Demon Lord has a certain charm to it. For obvious reasons the show never takes itself seriously, nor should it ever try to. It never needs that kind of tone-shift. It’s simply about a massively powerful dude, who lacks in about everything else – of course, it’s a classic combination. Still, Demon Lord is amusing at times. Some of it stems from its frequent fan-service which are always as the crux of an awkward or tense situation. Some of it comes from the mindless absurdity of the show itself.
The characters are what you’d expect. They’re neither written nor presented in a terrible way. Well… except for Diablo’s moments in episode 7 in which he seems to go through a major-depressive episode because elf-girl chose her brother instead of him. It’s odd and disjointed in all the wrong ways, also pretty pointless considering the conclusion was never doubted, ever. But, being an incredibly cohesive story was never the intent of Demon Lord. Half the time Diablo doesn’t even realise what’s happening amidst is forays into finding a weapon that isn’t ‘too powerful’ and accidentally finding himself amongst scantily clad women. I mean, there’s a part of me that enjoys it all, in its spiraling madness.
Fear the Walking Dead (Season1-2)
I used to be a massive fan of The Walking Dead. I saw the first two seasons as they aired 7-8 years ago when I was in my early teens. It was the best thing ever. The best television show I’d ever watched. It wasn’t just the raw violence that drew me in. Instead, it was the depiction of an apocalyptic environment, more specifically, in the reality of its presentation. The destruction of it all seemed so visceral, as did the pains of its people – the people fighting for a kind of survival they never before imagined. I always wanted more. I wanted more dram between the characters. I wanted the kind of against-the-odds drama I’d never seen before. I wanted to know how it all worked out or how it didn’t. And then… The Walking Dead became:

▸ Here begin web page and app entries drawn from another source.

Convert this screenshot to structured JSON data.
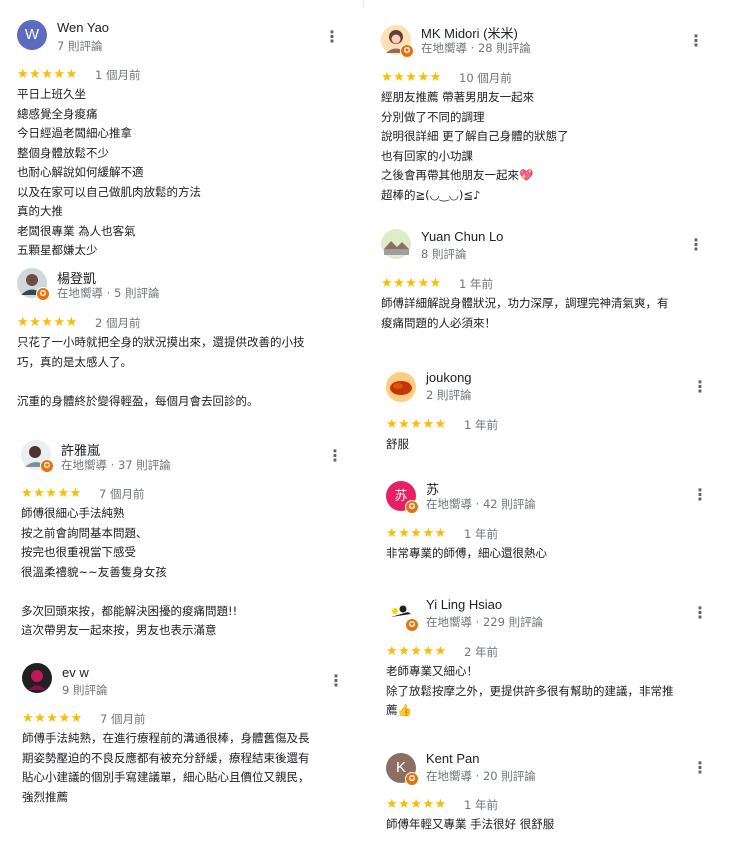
{
  "colors": {
    "star": "#fbbc04",
    "local_guide_badge": "#e8710a",
    "wen_yao_avatar": "#5c6bc0",
    "su_avatar": "#e91e63",
    "kent_pan_avatar": "#8d6e63"
  },
  "icons": {
    "menu": "more-vert-icon",
    "local_guide": "local-guide-badge-icon",
    "star": "star-icon"
  },
  "reviews": [
    {
      "name": "Wen Yao",
      "avatar_letter": "W",
      "meta": "7 則評論",
      "stars": "★★★★★",
      "rating": 5,
      "date": "1 個月前",
      "text": "平日上班久坐\n總感覺全身痠痛\n今日經過老闆細心推拿\n整個身體放鬆不少\n也耐心解說如何緩解不適\n以及在家可以自己做肌肉放鬆的方法\n真的大推\n老闆很專業 為人也客氣\n五顆星都嫌太少"
    },
    {
      "name": "楊登凱",
      "meta": "在地嚮導 · 5 則評論",
      "stars": "★★★★★",
      "rating": 5,
      "date": "2 個月前",
      "text": "只花了一小時就把全身的狀況摸出來，還提供改善的小技\n巧，真的是太感人了。\n\n沉重的身體終於變得輕盈，每個月會去回診的。"
    },
    {
      "name": "許雅嵐",
      "meta": "在地嚮導 · 37 則評論",
      "stars": "★★★★★",
      "rating": 5,
      "date": "7 個月前",
      "text": "師傅很細心手法純熟\n按之前會詢問基本問題、\n按完也很重視當下感受\n很溫柔禮貌~~友善隻身女孩\n\n多次回頭來按，都能解決困擾的痠痛問題!!\n這次帶男友一起來按，男友也表示滿意"
    },
    {
      "name": "ev w",
      "meta": "9 則評論",
      "stars": "★★★★★",
      "rating": 5,
      "date": "7 個月前",
      "text": "師傅手法純熟，在進行療程前的溝通很棒，身體舊傷及長\n期姿勢壓迫的不良反應都有被充分舒緩，療程結束後還有\n貼心小建議的個別手寫建議單，細心貼心且價位又親民，\n強烈推薦"
    },
    {
      "name": "MK Midori (米米)",
      "meta": "在地嚮導 · 28 則評論",
      "stars": "★★★★★",
      "rating": 5,
      "date": "10 個月前",
      "text": "經朋友推薦 帶著男朋友一起來\n分別做了不同的調理\n說明很詳細 更了解自己身體的狀態了\n也有回家的小功課\n之後會再帶其他朋友一起來💖\n超棒的≧(◡‿◡)≦♪"
    },
    {
      "name": "Yuan Chun Lo",
      "meta": "8 則評論",
      "stars": "★★★★★",
      "rating": 5,
      "date": "1 年前",
      "text": "師傅詳細解說身體狀況，功力深厚，調理完神清氣爽，有\n痠痛問題的人必須來！"
    },
    {
      "name": "joukong",
      "meta": "2 則評論",
      "stars": "★★★★★",
      "rating": 5,
      "date": "1 年前",
      "text": "舒服"
    },
    {
      "name": "苏",
      "avatar_letter": "苏",
      "meta": "在地嚮導 · 42 則評論",
      "stars": "★★★★★",
      "rating": 5,
      "date": "1 年前",
      "text": "非常專業的師傅，細心還很熱心"
    },
    {
      "name": "Yi Ling Hsiao",
      "meta": "在地嚮導 · 229 則評論",
      "stars": "★★★★★",
      "rating": 5,
      "date": "2 年前",
      "text": "老師專業又細心！\n除了放鬆按摩之外，更提供許多很有幫助的建議，非常推\n薦👍"
    },
    {
      "name": "Kent Pan",
      "avatar_letter": "K",
      "meta": "在地嚮導 · 20 則評論",
      "stars": "★★★★★",
      "rating": 5,
      "date": "1 年前",
      "text": "師傅年輕又專業 手法很好 很舒服"
    }
  ]
}
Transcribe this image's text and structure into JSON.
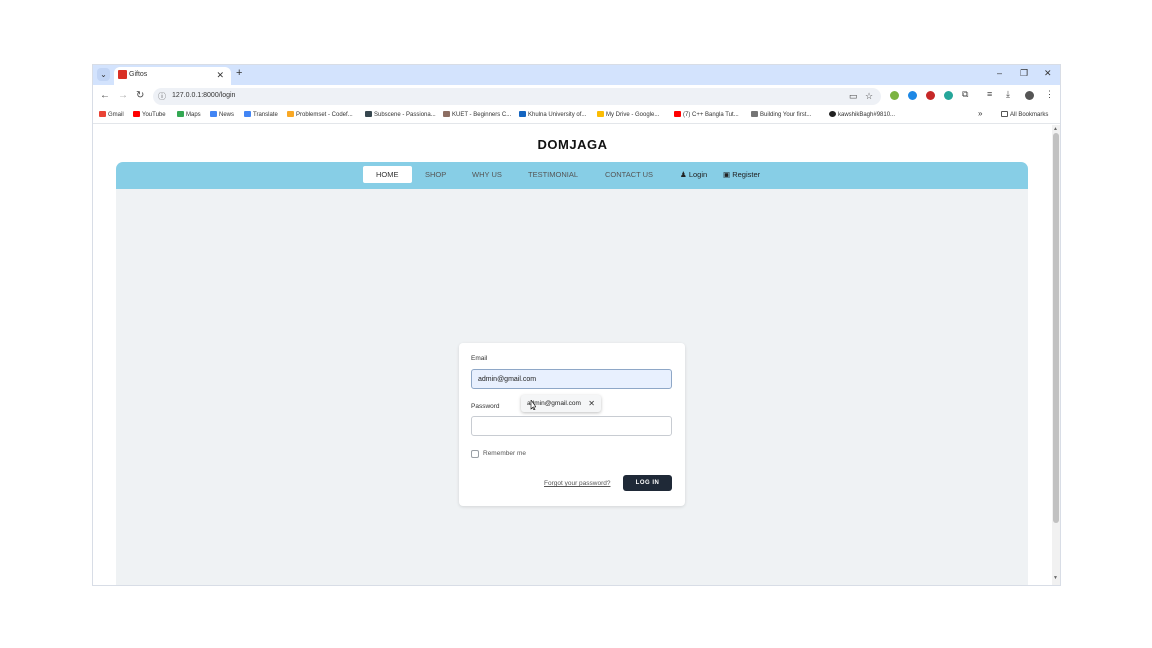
{
  "browser": {
    "tab": {
      "title": "Giftos",
      "close": "✕"
    },
    "new_tab": "+",
    "window_controls": {
      "minimize": "–",
      "restore": "❐",
      "close": "✕"
    },
    "url": "127.0.0.1:8000/login",
    "bookmarks": [
      {
        "label": "Gmail",
        "color": "#ea4335"
      },
      {
        "label": "YouTube",
        "color": "#ff0000"
      },
      {
        "label": "Maps",
        "color": "#34a853"
      },
      {
        "label": "News",
        "color": "#4285f4"
      },
      {
        "label": "Translate",
        "color": "#4285f4"
      },
      {
        "label": "Problemset - Codef...",
        "color": "#f9a825"
      },
      {
        "label": "Subscene - Passiona...",
        "color": "#37474f"
      },
      {
        "label": "KUET - Beginners C...",
        "color": "#8d6e63"
      },
      {
        "label": "Khulna University of...",
        "color": "#1565c0"
      },
      {
        "label": "My Drive - Google...",
        "color": "#fbbc04"
      },
      {
        "label": "(7) C++ Bangla Tut...",
        "color": "#ff0000"
      },
      {
        "label": "Building Your first...",
        "color": "#757575"
      },
      {
        "label": "kawshikBagh#9810...",
        "color": "#212121"
      }
    ],
    "bookmarks_overflow": "»",
    "all_bookmarks": "All Bookmarks"
  },
  "site": {
    "brand": "DOMJAGA",
    "nav": {
      "items": [
        "HOME",
        "SHOP",
        "WHY US",
        "TESTIMONIAL",
        "CONTACT US"
      ],
      "active": "HOME",
      "login": "Login",
      "register": "Register"
    }
  },
  "login_form": {
    "email_label": "Email",
    "email_value": "admin@gmail.com",
    "password_label": "Password",
    "password_value": "",
    "autofill_suggestion": "admin@gmail.com",
    "remember_label": "Remember me",
    "remember_checked": false,
    "forgot_link": "Forgot your password?",
    "submit_label": "LOG IN"
  },
  "colors": {
    "navbar": "#87cee6",
    "content_bg": "#eff2f4",
    "button": "#1f2937"
  }
}
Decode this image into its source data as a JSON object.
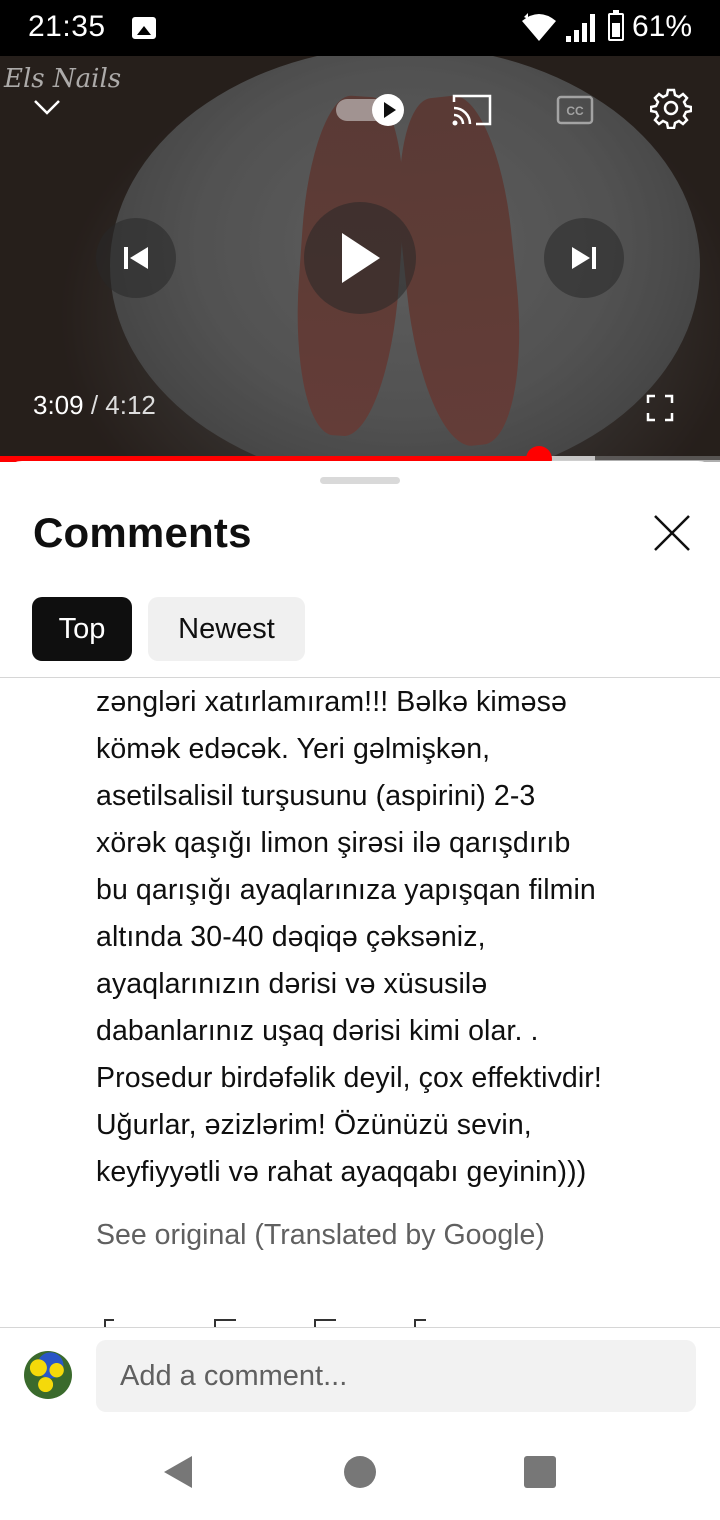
{
  "status_bar": {
    "time": "21:35",
    "battery_percent": "61%",
    "icons": [
      "image-icon",
      "wifi-icon",
      "signal-icon",
      "battery-icon"
    ]
  },
  "player": {
    "channel_watermark": "Els Nails",
    "current_time": "3:09",
    "separator": " / ",
    "duration": "4:12",
    "progress_fraction": 0.748,
    "buffered_fraction": 0.826,
    "autoplay_on": true,
    "accent_color": "#ff0000",
    "icons": [
      "chevron-down-icon",
      "autoplay-toggle",
      "cast-icon",
      "closed-captions-icon",
      "settings-icon",
      "previous-icon",
      "play-icon",
      "next-icon",
      "fullscreen-icon"
    ]
  },
  "comments": {
    "title": "Comments",
    "chips": [
      {
        "label": "Top",
        "selected": true
      },
      {
        "label": "Newest",
        "selected": false
      }
    ],
    "comment_lines": [
      "zəngləri xatırlamıram!!! Bəlkə kiməsə",
      "kömək edəcək. Yeri gəlmişkən,",
      "asetilsalisil turşusunu (aspirini) 2-3",
      "xörək qaşığı limon şirəsi ilə qarışdırıb",
      "bu qarışığı ayaqlarınıza yapışqan filmin",
      "altında 30-40 dəqiqə çəksəniz,",
      "ayaqlarınızın dərisi və xüsusilə",
      "dabanlarınız uşaq dərisi kimi olar. .",
      "Prosedur birdəfəlik deyil, çox effektivdir!",
      "Uğurlar, əzizlərim! Özünüzü sevin,",
      "keyfiyyətli və rahat ayaqqabı geyinin)))"
    ],
    "see_original": "See original (Translated by Google)",
    "add_comment_placeholder": "Add a comment..."
  },
  "nav_bar": {
    "icons": [
      "back-icon",
      "home-icon",
      "recents-icon"
    ]
  }
}
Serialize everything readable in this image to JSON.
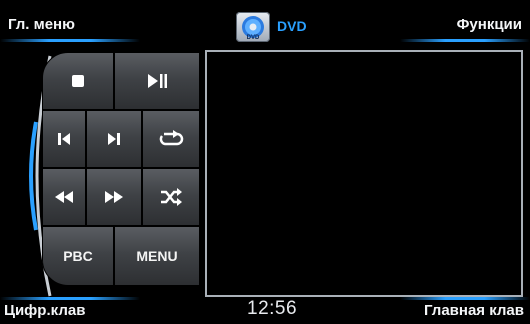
{
  "header": {
    "main_menu_label": "Гл. меню",
    "source_label": "DVD",
    "functions_label": "Функции",
    "source_icon": "dvd-disc-icon"
  },
  "controls": {
    "stop_icon": "stop-icon",
    "play_pause_icon": "play-pause-icon",
    "prev_track_icon": "skip-previous-icon",
    "next_track_icon": "skip-next-icon",
    "repeat_icon": "repeat-icon",
    "rewind_icon": "rewind-icon",
    "fast_forward_icon": "fast-forward-icon",
    "shuffle_icon": "shuffle-icon",
    "pbc_label": "PBC",
    "menu_label": "MENU"
  },
  "footer": {
    "numpad_label": "Цифр.клав",
    "clock": "12:56",
    "main_keyboard_label": "Главная клав"
  },
  "colors": {
    "accent": "#2aa0ff",
    "button": "#3f4246",
    "background": "#000000"
  }
}
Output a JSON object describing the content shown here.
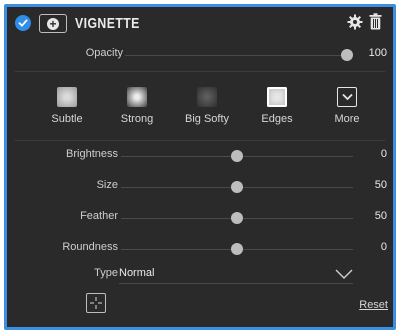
{
  "header": {
    "title": "VIGNETTE",
    "icons": [
      "check-circle-icon",
      "add-icon",
      "gear-icon",
      "trash-icon"
    ]
  },
  "opacity": {
    "label": "Opacity",
    "value": "100",
    "level": 1.0
  },
  "presets": [
    {
      "label": "Subtle",
      "icon": "subtle-preset-icon"
    },
    {
      "label": "Strong",
      "icon": "strong-preset-icon"
    },
    {
      "label": "Big Softy",
      "icon": "big-softy-preset-icon"
    },
    {
      "label": "Edges",
      "icon": "edges-preset-icon"
    },
    {
      "label": "More",
      "icon": "chevron-down-icon"
    }
  ],
  "sliders": [
    {
      "label": "Brightness",
      "value": "0",
      "level": 0.5
    },
    {
      "label": "Size",
      "value": "50",
      "level": 0.5
    },
    {
      "label": "Feather",
      "value": "50",
      "level": 0.5
    },
    {
      "label": "Roundness",
      "value": "0",
      "level": 0.5
    }
  ],
  "type": {
    "label": "Type",
    "value": "Normal"
  },
  "footer": {
    "reset_label": "Reset"
  },
  "colors": {
    "accent": "#3b8fde",
    "panel_bg": "#2a2a2a",
    "thumb": "#bdbdbd"
  }
}
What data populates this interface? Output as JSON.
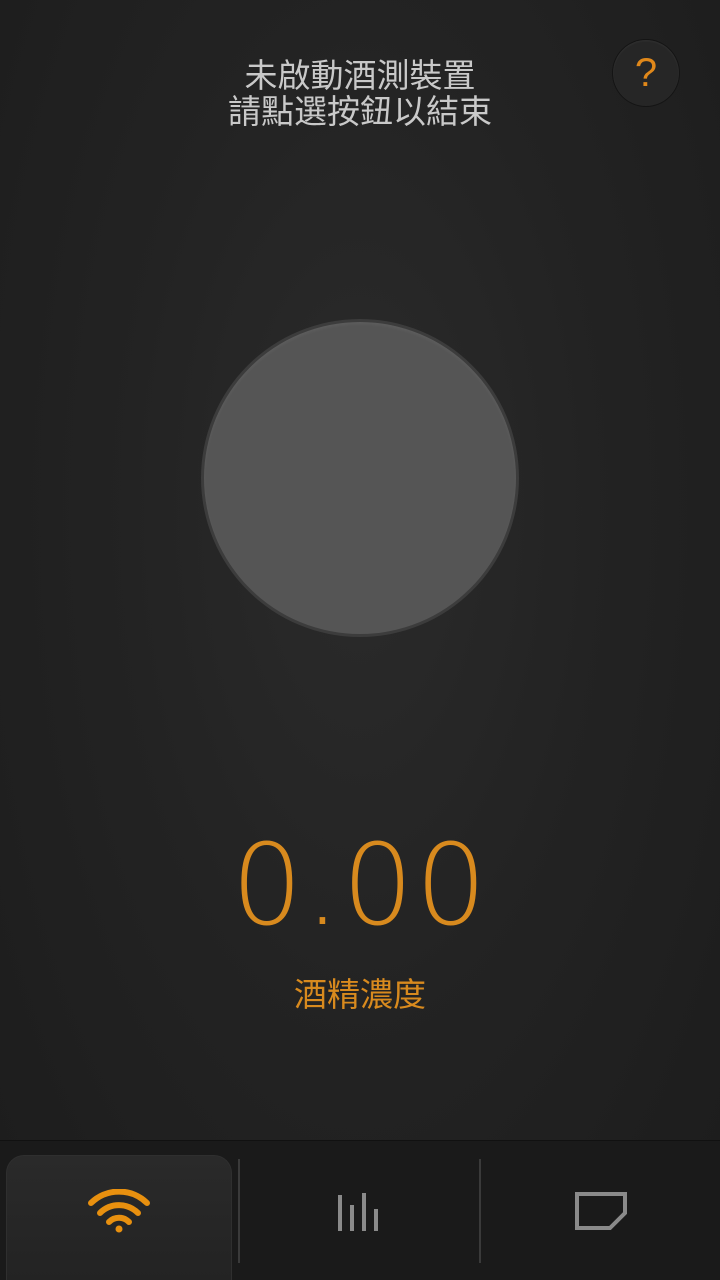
{
  "status": {
    "line1": "未啟動酒測裝置",
    "line2": "請點選按鈕以結束"
  },
  "help_button": {
    "label": "?"
  },
  "reading": {
    "value": "0.00",
    "label": "酒精濃度"
  },
  "tabs": [
    {
      "icon": "wifi-icon",
      "active": true
    },
    {
      "icon": "bar-chart-icon",
      "active": false
    },
    {
      "icon": "note-icon",
      "active": false
    }
  ],
  "colors": {
    "accent": "#d88a1e",
    "background": "#232323",
    "start_button": "#555555",
    "inactive_icon": "#8a8a8a"
  }
}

So, I haven’t watched the latest three seasons. After the first season of its prequel spin-off show, Fear the Walking Dead finished, I binged it. I really liked it. The characters felt full-bodied, as they did in some of the earlier seasons of TWD. Nick seems especially great at conveying the kind of character I wanted from that kind of show. Then, I assumed the show was cancelled – forgetting about it until this week. Now with four seasons and a fifth in the works, it has cemented its place in TWD canon.
I’m only on the second season, so I can’t talk about the later ones. But it offers something I need. I connect with Nick on a deep level. Not necessarily with his addiction – after all, despite how it may surprise some, I’m not a heroin addict. Yet, I have had moments with other things; having to question myself, having to step back for a second and observe my situation. I connect with Nick’s exclusion from society, and his perception of distance in the people around him. He’s smart, but let down by his own decisions. He’s resilient, but easily influenced by the things – the people – that break him. Because of this, he is best suited to disaster. The relationship he has with his sister, Alicia stands out too. It never seems manufactured. She know what he his, what he has done, and what he might do again. She realises in any moment he might take a step backwards again. Nevertheless, she loves him even more because of it. Seeing these relationships stand throughout such a huge arena of shit makes me feel just a bit of warmth inside.
How was your week?
Thanks for reading, as always!
-Chris (Follow me on Twitter and consider supporting Peach’s Almanac on Patreon!)